The reasons for getting off fossil fuels are obvious. Environmentally, carbon emissions continue to accumulate in the atmosphere, ensuring unpredictable climate changes, while the extraction, refining, transporting and use of fossil fuels causes untold damage to ecosystems worldwide. Societally, autocratic, oil-rich nations have proved spawning grounds for terrorists, while oil-dependent nations have committed themselves to warring over oil reserves.

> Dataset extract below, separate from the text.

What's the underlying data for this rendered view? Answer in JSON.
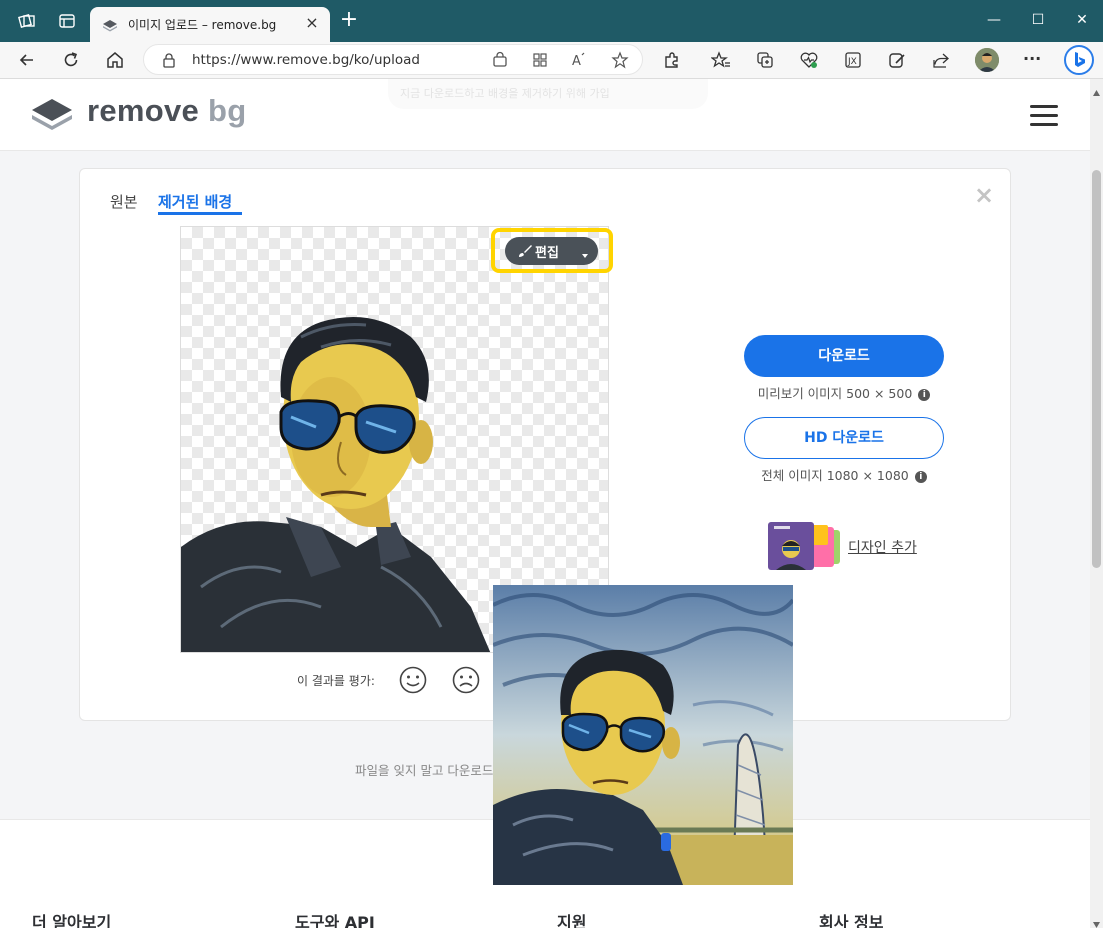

Not a comforting state of affairs.

Lovins, however, remains upbeat, noting with yet another smile that “Winston Churchill said, ‘People and nations behave wisely, once they’ve exhausted all the other alternatives.’ Well, we’ve been working our way down the list.”

Churchill, he notes, also said, “Sometimes one must do what is necessary.” Lovins has blueprints for what is necessary, he is just waiting for the rest of us to exhaust all the other alternatives.

Attention English-speakers interested in the latest environmental technologies, activities and initiatives, but who are frustrated by the language barrier.

On Dec. 7, Japanese-to-English translators, provided by the Kawasaki-based nongovernmental organization Japan for Sustainability, will accompany a tour of this year’s Eco Products Exhibition at Tokyo Big Sight. The tour, from 10 a.m. till noon, will visit booths and give English-speakers a chance to talk with exhibitors. The tour is free, but JFS asks participants to submit brief comments to be shared via newsletter with JFS members who are unable to attend the exhibition.

The tour is limited to 15 participants on a first-come first-served basis.

For more details, contact: info@japanfs.org